Fixler DE, Pastor P, Chamberlin M et al (1990) Trends in congenital heart disease in Dallas County births: 1971–1984. Circulation 81:137–142CrossRefPubMedGoogle Scholar
Flores G, Bauchner H, Feinstein AR et al (1999) The impact of ethnicity, family income, and parental education on children’s health and use of health services. Am J Public Health 89:1066–1071PubMedCentralCrossRefPubMedGoogle Scholar
Grabitz RG, Joffres MR, Collins-Nakai RL (1988) Congenital heart disease: incidence in the first year of life. The Alberta Heritage Pediatric Cardiology Program. Am J Epidemiol 128:381–388PubMedGoogle Scholar
Khoshnood B, Lelong N, Houyel L et al (2012) Prevalence, timing of diagnosis, and mortality of newborns with congenital heart defects: a population-based study. Heart 98:1667–1673CrossRefPubMedGoogle Scholar
Khoshnood B, Loane M, Garne E et al (2013) Recent decrease in the prevalence of congenital heart defects in Europe. J Pediatr 162(108–113):e102Google Scholar
Laursen HB (1980) Some epidemiological aspects of congenital heart disease in Denmark. Acta Paediatr Scand 69:619–624CrossRefPubMedGoogle Scholar
Lee K, Khoshnood B, Chen L et al (2001) Infant mortality from congenital malformations in the United States, 1970–1997. Obstet Gynecol 98:620–627CrossRefPubMedGoogle Scholar
Lim MK, Hanretty K, Houston AB et al (1992) Intermittent ductal patency in healthy newborn infants: demonstration by colour Doppler flow mapping. Arch Dis Child 67:1217–1218PubMedCentralCrossRefPubMedGoogle Scholar
Lindinger A, Schwedler G, Hense HW (2010) Prevalence of congenital heart defects in newborns in Germany: results of the first registration year of the PAN Study (July 2006 to June 2007). Klin Padiatr 222:321–326CrossRefPubMedGoogle Scholar
Mitchell SC, Korones SB, Berendes HW (1971) Congenital heart disease in 56,109 births incidence and natural history. Circulation 43:323–332CrossRefPubMedGoogle Scholar
Moons P, Sluysmans T, De Wolf D et al (2009) Congenital heart disease in 111,225 births in Belgium: birth prevalence, treatment, and survival in the 21st century. Acta Paediatr 98:472–477CrossRefPubMedGoogle Scholar

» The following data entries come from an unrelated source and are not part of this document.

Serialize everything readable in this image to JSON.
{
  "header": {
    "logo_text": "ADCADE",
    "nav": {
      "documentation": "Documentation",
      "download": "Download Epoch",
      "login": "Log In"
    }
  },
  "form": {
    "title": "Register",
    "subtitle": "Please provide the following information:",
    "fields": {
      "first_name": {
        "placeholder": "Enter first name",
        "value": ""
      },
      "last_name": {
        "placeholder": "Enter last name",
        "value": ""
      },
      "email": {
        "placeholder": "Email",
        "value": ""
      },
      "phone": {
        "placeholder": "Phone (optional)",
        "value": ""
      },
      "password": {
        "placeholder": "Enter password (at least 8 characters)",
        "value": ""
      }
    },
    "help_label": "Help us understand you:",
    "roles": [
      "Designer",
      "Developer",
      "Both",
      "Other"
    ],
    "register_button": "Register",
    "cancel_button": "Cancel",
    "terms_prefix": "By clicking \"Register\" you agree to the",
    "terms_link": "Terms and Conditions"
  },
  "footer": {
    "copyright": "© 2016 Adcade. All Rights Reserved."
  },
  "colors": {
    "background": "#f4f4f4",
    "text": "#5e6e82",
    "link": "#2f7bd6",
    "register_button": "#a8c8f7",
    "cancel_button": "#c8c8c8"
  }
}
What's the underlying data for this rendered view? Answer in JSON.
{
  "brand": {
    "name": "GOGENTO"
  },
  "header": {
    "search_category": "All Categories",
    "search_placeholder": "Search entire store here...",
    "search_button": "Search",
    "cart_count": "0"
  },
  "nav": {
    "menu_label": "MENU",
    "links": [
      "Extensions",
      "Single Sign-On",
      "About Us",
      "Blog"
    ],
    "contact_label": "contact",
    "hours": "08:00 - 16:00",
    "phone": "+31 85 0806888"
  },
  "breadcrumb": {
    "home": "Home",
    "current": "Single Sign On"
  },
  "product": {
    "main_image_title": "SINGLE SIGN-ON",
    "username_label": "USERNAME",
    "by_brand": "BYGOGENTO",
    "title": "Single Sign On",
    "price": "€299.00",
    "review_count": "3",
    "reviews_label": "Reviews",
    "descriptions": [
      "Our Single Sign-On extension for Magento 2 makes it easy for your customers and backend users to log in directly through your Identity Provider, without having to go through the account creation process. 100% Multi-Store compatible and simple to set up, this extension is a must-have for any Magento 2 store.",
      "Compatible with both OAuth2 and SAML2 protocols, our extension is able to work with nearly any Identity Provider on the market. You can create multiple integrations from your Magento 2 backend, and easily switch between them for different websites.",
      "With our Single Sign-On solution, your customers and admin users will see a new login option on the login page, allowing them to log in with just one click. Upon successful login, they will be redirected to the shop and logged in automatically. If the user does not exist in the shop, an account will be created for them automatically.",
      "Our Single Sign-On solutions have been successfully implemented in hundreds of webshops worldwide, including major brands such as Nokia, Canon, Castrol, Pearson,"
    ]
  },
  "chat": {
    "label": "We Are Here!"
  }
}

Robida A, Folger GM, Hajar HA (1997) Incidence of congenital heart disease in Qatari children. Int J Cardiol 60:19–22CrossRefPubMedGoogle Scholar
Samanek M, Voriskova M (1999) Congenital heart disease among 815,569 children born between 1980 and 1990 and their 15-year survival: a prospective Bohemia survival study. Pediatr Cardiol 20:411–417CrossRefPubMedGoogle Scholar
Tennstedt C, Chaoui R, Korner H et al (1999) Spectrum of congenital heart defects and extracardiac malformations associated with chromosomal abnormalities: results of a seven-year necropsy study. Heart 82:34–39PubMedCentralCrossRefPubMedGoogle Scholar
Van der Linde D, Konings EE, Slager MA et al (2011) Birth prevalence of congenital heart disease worldwide: a systematic review and metaanalysis. J Am Coll Cardiol 58:2241–2247CrossRefPubMedGoogle Scholar